It’s evolved into women in science month here at Webb of Science.
On October 9, I saw Gioia De Cari‘s one woman show, “Truth Values: One Girl’s Romp through MIT’s Male Math Maze” at the CUNY Graduate Center. Larry Summers’ now infamous comments about women in science inspired her to turn her own experiences as a math graduate student at MIT (she got a Master’s degree) into theater. My immediate reaction: this woman gets it. She articulates the experience of being a woman in an insular male-dominated world.
To be fair, I expect that chemistry is more female-friendly than mathematics, but some of De Cari’s stories– the office mate who professed his love to her even though she was married and the macho dynamics of other offices– complete with posters of nuclear weapons– reminded me of some of my post-undergraduate experiences. Though I did my Ph.D. with a woman chemist, I spent a year in Germany in a department where most of the women were secretaries (one ran the stockroom, and there was another woman, an American, doing her Ph.D. on another floor). My adviser and my immediate colleagues– though all male– were tremendously supportive.
But I still had one jarring incident where I left a computer lab for a few minutes and returned to find a screensaver installed– a digital bare-breasted woman bouncing across my screen. I didn’t know how to deal with a situation like that in English, much less in German. I suspected that a student from another floor, a frequent user of the computer lab, had rigged up “bouncy babe,” but never knew for sure.
On another day, a visiting (male) researcher showed up, asked me about my research, and then proceeded to rip it apart as “stupid.” Fortunately, Peter, one of my German colleagues, pulled me aside later and gave me a pep talk. “Haven’t you ever dealt with ‘macho’?” he asked. Fortunately, or unfortunately, depending on how you look at it, I was just 22, and I really hadn’t. That year I took a laboratory course where I was the only woman, and conversation stopped dead on more than one occasion as I walked into the room. It was weird and isolating, but enough of an anomaly that I could mostly ignore it.

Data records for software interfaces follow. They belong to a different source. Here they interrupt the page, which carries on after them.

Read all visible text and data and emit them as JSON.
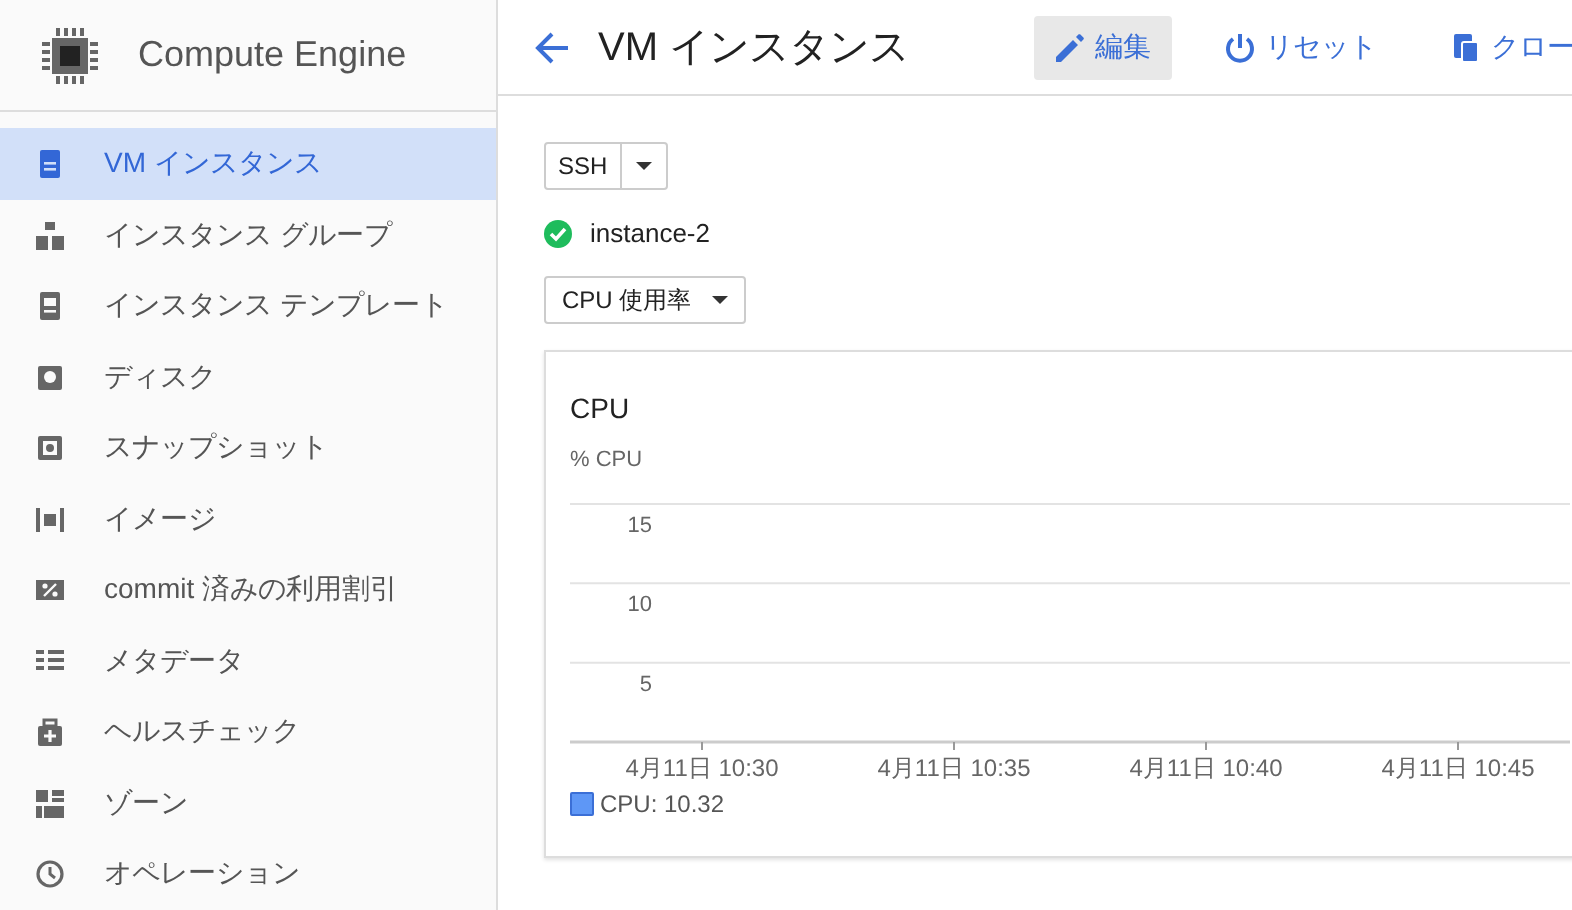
{
  "sidebar": {
    "title": "Compute Engine",
    "items": [
      {
        "label": "VM インスタンス",
        "selected": true
      },
      {
        "label": "インスタンス グループ",
        "selected": false
      },
      {
        "label": "インスタンス テンプレート",
        "selected": false
      },
      {
        "label": "ディスク",
        "selected": false
      },
      {
        "label": "スナップショット",
        "selected": false
      },
      {
        "label": "イメージ",
        "selected": false
      },
      {
        "label": "commit 済みの利用割引",
        "selected": false
      },
      {
        "label": "メタデータ",
        "selected": false
      },
      {
        "label": "ヘルスチェック",
        "selected": false
      },
      {
        "label": "ゾーン",
        "selected": false
      },
      {
        "label": "オペレーション",
        "selected": false
      }
    ]
  },
  "header": {
    "title": "VM インスタンス",
    "actions": [
      {
        "label": "編集",
        "selected": true
      },
      {
        "label": "リセット",
        "selected": false
      },
      {
        "label": "クロー",
        "selected": false
      }
    ]
  },
  "ssh_button": {
    "label": "SSH"
  },
  "instance": {
    "name": "instance-2",
    "running": true
  },
  "metric_select": {
    "value": "CPU 使用率"
  },
  "chart": {
    "legend": "CPU: 10.32",
    "chart_data": {
      "type": "line",
      "title": "CPU",
      "ylabel": "% CPU",
      "yticks": [
        5,
        10,
        15
      ],
      "ylim": [
        0,
        15
      ],
      "grid": true,
      "categories": [
        "4月11日 10:30",
        "4月11日 10:35",
        "4月11日 10:40",
        "4月11日 10:45"
      ]
    }
  }
}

Graduate school in the United States was more subtle, particularly working in a laboratory led by a woman. But I still found myself swimming upstream on more than one occasion. At one point, I was the only female graduate student in the organic chemistry division, so I got nearly constant emails from departmental secretaries to meet with nearly every prospective graduate student, whether he (for the most part) was interested in working in my group or not. It became a huge drain on my time, and I eventually felt like a fishing lure, dangling proof that “yes, we have women.” After one such recruiting season, I became picky, limiting my meetings to women and those who were actually interested in my adviser’s lab.
During those years, sometimes I just needed help to learn something new– how to put a gas regulator on an argon tank or how to charge a high pressure reaction chamber with hydrogen. When that help came from a male colleague in the world of organic chemistry on the male-dominated third floor, it was easy to question myself. Was I admitting some sort of fundamental feminine flaw in this lack of knowledge? I struggled to ask for help when I really needed it– until I forced myself to “get over it.” By my final year, I was the elder stateswoman, and I confronted one undergraduate in the lab who didn’t understand that a screensaver of Shakira, scantily clad, was not appropriate for his workplace computer login. I’d found the voice that I didn’t have when visited by “bouncy babe” more than seven years before.

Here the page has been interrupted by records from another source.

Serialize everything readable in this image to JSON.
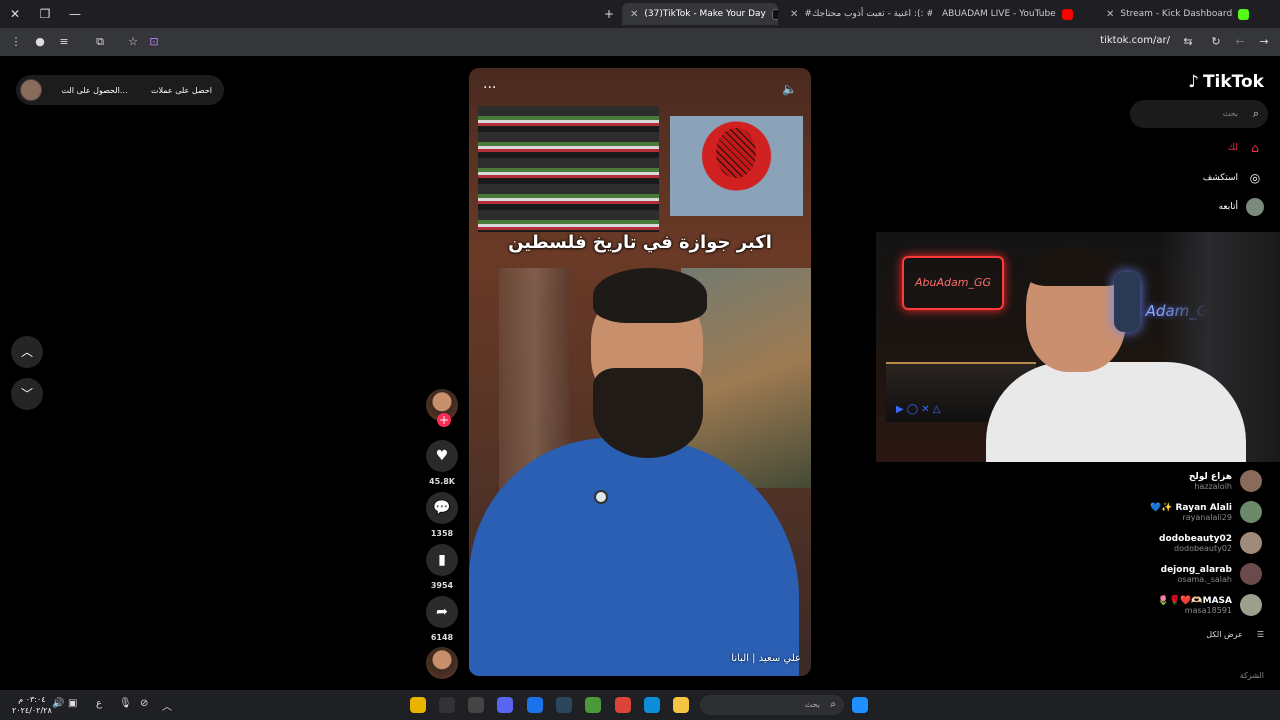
{
  "browser": {
    "tabs": [
      {
        "title": "(37)TikTok - Make Your Day",
        "active": true,
        "fav_color": "#111111"
      },
      {
        "title": "#اغنية - تعبت أذوب محتاجك :(: #",
        "active": false,
        "fav_color": "#ff0000"
      },
      {
        "title": "ABUADAM LIVE - YouTube",
        "active": false,
        "fav_color": "#ff0000"
      },
      {
        "title": "Stream - Kick Dashboard",
        "active": false,
        "fav_color": "#53fc18"
      }
    ],
    "url": "tiktok.com/ar/"
  },
  "coins": {
    "get_coins": "احصل على عملات",
    "get_app": "الحصول على الت..."
  },
  "video": {
    "headline": "اكبر جوازة في تاريخ فلسطين",
    "author": "علي سعيد | البانا",
    "more_glyph": "···",
    "sound_glyph": "🔈"
  },
  "actions": {
    "likes": "45.8K",
    "comments": "1358",
    "saves": "3954",
    "shares": "6148"
  },
  "sidebar": {
    "logo": "TikTok",
    "search_placeholder": "بحث",
    "nav": [
      {
        "label": "لك",
        "icon": "home-icon"
      },
      {
        "label": "استكشف",
        "icon": "compass-icon"
      },
      {
        "label": "أتابعه",
        "icon": "following-icon"
      }
    ],
    "following": [
      {
        "name": "هزاع لولح",
        "handle": "hazzalolh",
        "color": "#8a6a5a"
      },
      {
        "name": "Rayan Alali ✨💙",
        "handle": "rayanalali29",
        "color": "#6a8a6a"
      },
      {
        "name": "dodobeauty02",
        "handle": "dodobeauty02",
        "color": "#a08a7a"
      },
      {
        "name": "dejong_alarab",
        "handle": "osama._salah",
        "color": "#6a4a4a"
      },
      {
        "name": "MASA🫶🏻❤️🌹🌷",
        "handle": "masa18591",
        "color": "#9aa08a"
      }
    ],
    "see_all": "عرض الكل",
    "company": "الشركة"
  },
  "taskbar": {
    "search_placeholder": "بحث",
    "time": "٠٣:٠٤ م",
    "date": "٢٠٢٤/٠٢/٢٨",
    "lang": "ع"
  },
  "colors": {
    "accent": "#fe2c55",
    "bg": "#000000"
  }
}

I can’t really review De Cari’s show, in part because I identify with her experience too much. She experienced personal tragedy during her MIT years– the death of her father. I also waded through personal turmoil, and I made the transition to a more creative career. When she talks about acting while doing mathematics, she says, “I felt like an astronaut moonlighting as a stripper.” I laughed out loud. I remember those moments when I would slip out of lab and put on my journalist hat to interview a faculty member in another department. Or I was working at the science museum and faculty parents would walk in with their children. I smiled and said hello, but wondered in the back of my mind whether they were judging me.
The discussion after De Cari’s performance cemented her experiences with data. CUNY’s Virginia Valian talked about the accumulation of advantage. Both men and women tend to devalue women’s contributions, and the mountains for women are molehills piled one on top of the other.
The discussion moderator irked me with one comment: she’d wished that De Cari’s story had ended differently, with a career in mathematics. The comment puts far too much individual pressure on De Cari (or on me, for that matter). Those messages don’t help. It’s easy to feel like you’ve failed other women when you choose to opt out.
I wish De Cari’s mathematical journey had been easier, but I can’t wish for a different outcome. Realistically, academic science produces Ph.D.’s at rates that exceed replacement. Some people will leave the academy, and we should celebrate the knowledge and perspective that those scientists bring to other areas of society. The problem is when women leave in disproportionate numbers– as they do in most fields of science. De Cari’s experiences provide useful insights into the problem, but the solution will involve a cultural shift that encourages proportionate numbers of women– but not necessarily specific individuals– to stay.